First, Shinola make cases and drops quartz movements made overseas into them. Have a close look at any of their quartz watches and you’ll see even the second hand doesn’t line up. There’s no attention to detail and the price indicates there should be.
As for the knife – nice as it is – current Manhattan laws would see you getting arrested carrying this – so the name is a bit misleading (but it looks OK for a small knife).
So you’re saying they don’t know sh#t from Shinola? Hope folks remember that old saying.
heheh – man, you’re old!
Gravity knife. Not legal for carry in NYC unfortunately
Exactly – as well as blade is longer than 2″ limit, liner lock also makes it a no-no.
Where are you getting your laws from? Pocket knives can’t exceed 4″ in NYC. And I don’t see anything about a liner lock. And to the gravity part. Unless the detent is very weak on these knives I don’t see it being opened with any inertia. Cops wont be able to grab the blade to test it since it’s fully concealed in the handle. So the only way to test is through holding the handle.

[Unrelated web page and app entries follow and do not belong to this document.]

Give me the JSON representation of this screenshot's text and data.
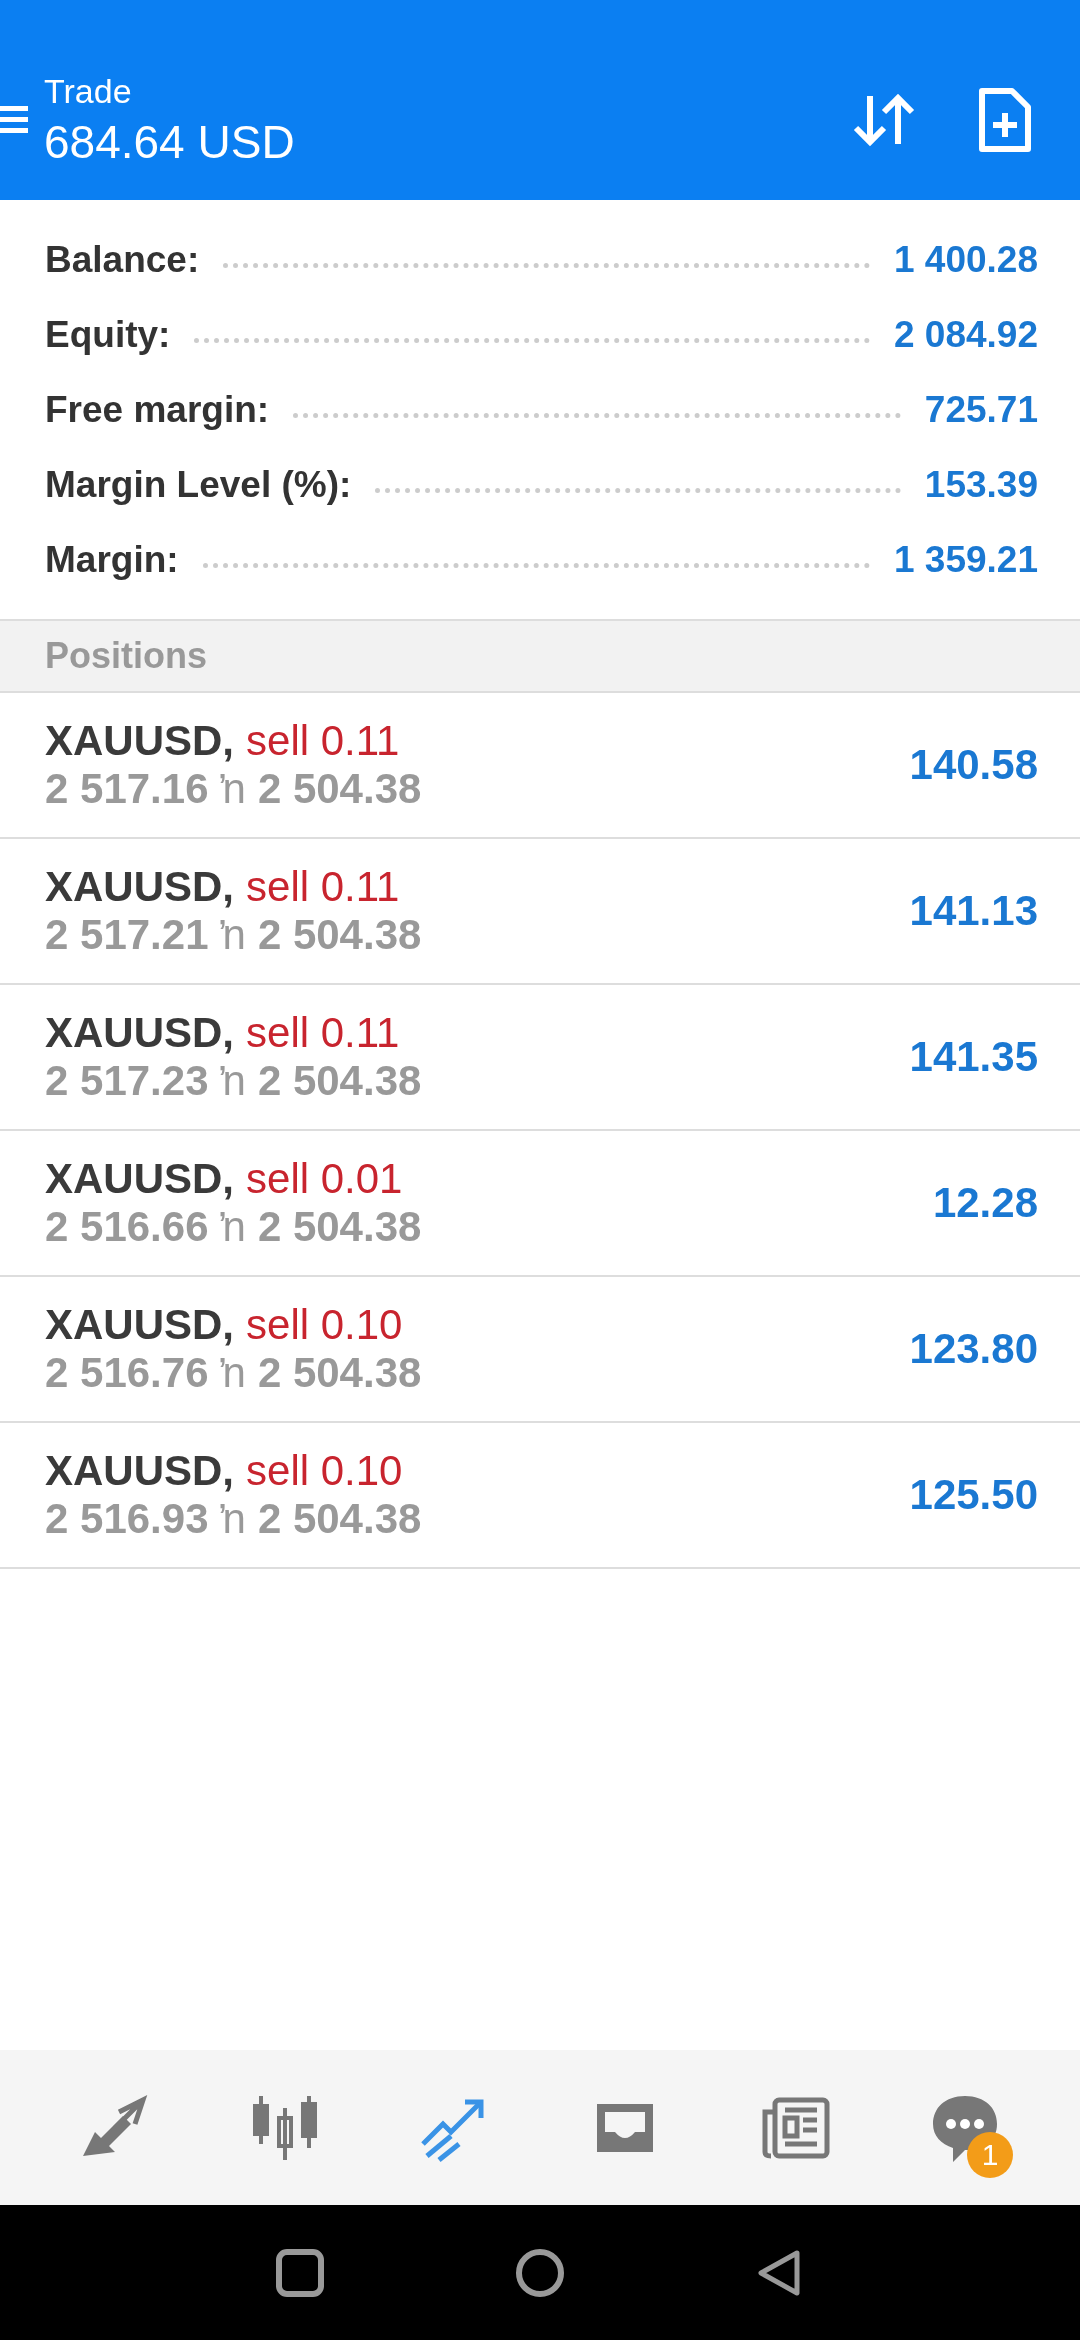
{
  "header": {
    "title": "Trade",
    "subtitle": "684.64 USD"
  },
  "summary": [
    {
      "label": "Balance:",
      "value": "1 400.28"
    },
    {
      "label": "Equity:",
      "value": "2 084.92"
    },
    {
      "label": "Free margin:",
      "value": "725.71"
    },
    {
      "label": "Margin Level (%):",
      "value": "153.39"
    },
    {
      "label": "Margin:",
      "value": "1 359.21"
    }
  ],
  "positions": {
    "heading": "Positions",
    "rows": [
      {
        "symbol": "XAUUSD,",
        "side": "sell 0.11",
        "open": "2 517.16",
        "arrow": "ŉ",
        "current": "2 504.38",
        "profit": "140.58"
      },
      {
        "symbol": "XAUUSD,",
        "side": "sell 0.11",
        "open": "2 517.21",
        "arrow": "ŉ",
        "current": "2 504.38",
        "profit": "141.13"
      },
      {
        "symbol": "XAUUSD,",
        "side": "sell 0.11",
        "open": "2 517.23",
        "arrow": "ŉ",
        "current": "2 504.38",
        "profit": "141.35"
      },
      {
        "symbol": "XAUUSD,",
        "side": "sell 0.01",
        "open": "2 516.66",
        "arrow": "ŉ",
        "current": "2 504.38",
        "profit": "12.28"
      },
      {
        "symbol": "XAUUSD,",
        "side": "sell 0.10",
        "open": "2 516.76",
        "arrow": "ŉ",
        "current": "2 504.38",
        "profit": "123.80"
      },
      {
        "symbol": "XAUUSD,",
        "side": "sell 0.10",
        "open": "2 516.93",
        "arrow": "ŉ",
        "current": "2 504.38",
        "profit": "125.50"
      }
    ]
  },
  "nav": [
    {
      "kind": "quotes",
      "selected": false
    },
    {
      "kind": "chart",
      "selected": false
    },
    {
      "kind": "trade",
      "selected": true
    },
    {
      "kind": "history",
      "selected": false
    },
    {
      "kind": "news",
      "selected": false
    },
    {
      "kind": "chat",
      "selected": false,
      "badge": "1"
    }
  ]
}
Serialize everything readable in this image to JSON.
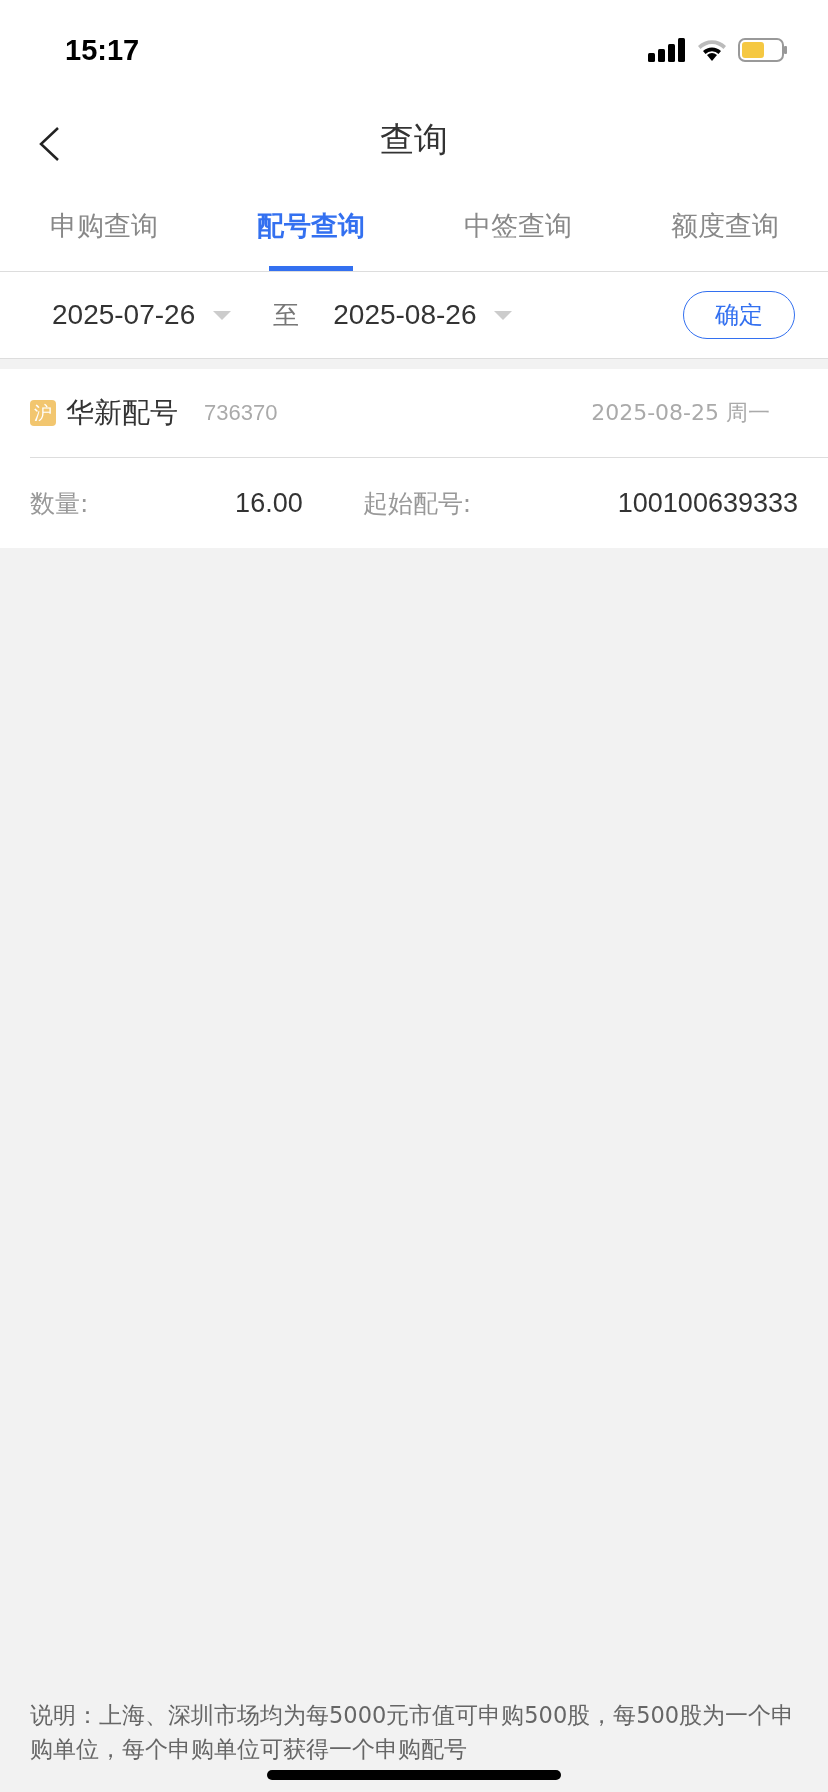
{
  "status_bar": {
    "time": "15:17"
  },
  "header": {
    "title": "查询"
  },
  "tabs": [
    {
      "label": "申购查询",
      "selected": false
    },
    {
      "label": "配号查询",
      "selected": true
    },
    {
      "label": "中签查询",
      "selected": false
    },
    {
      "label": "额度查询",
      "selected": false
    }
  ],
  "date_range": {
    "start": "2025-07-26",
    "separator": "至",
    "end": "2025-08-26",
    "confirm": "确定"
  },
  "records": [
    {
      "market": "沪",
      "name": "华新配号",
      "code": "736370",
      "date": "2025-08-25 周一",
      "quantity_label": "数量:",
      "quantity": "16.00",
      "start_label": "起始配号:",
      "start_number": "100100639333"
    }
  ],
  "note": "说明：上海、深圳市场均为每5000元市值可申购500股，每500股为一个申购单位，每个申购单位可获得一个申购配号"
}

Try this link – the 4″ limit is for fixed blade and includes handle.
The only lock types I would be scared to carry in NYC are axis locks and compression locks since you can hold the locks down and the blade can free fall. Other than that liner locks and framelocks are good to go. It mostly depends on how tight you have the pivot and the strength of the detent that will determine if a knife can open using inertia.
No reply button on your new post. I’ve read that article before. The comparison between the two knives is just to show that although the smaller folder is smaller it is the illegal one because it will be easy to open with inertia making it a gravity folder.
“under 10-133 Section (b) of the New York City Administrative Code, an illegal knife falling under any of the prohibited circumstances, should have a blade length measurement of at least 4 inches or more.”
This site states the laws in NYC and you can also find laws per state as well.
I have to disagree with P2Labs comments. Shinola uses Swiss parts and movements and assembles in Detroit. All their leather is US-based and craftsman quality. Are they expensive? Yes. Is the quality there? Yes. We have two Runwell watches and have seen absolutely no second hand issues as P2Labs mentioned. In addition, out of all of my timepieces, the Shinola is one of the most accurate.
I’m glad Garry has two good examples.
Here’s a great unbiased view showing you what many people I know as well as the comments prove.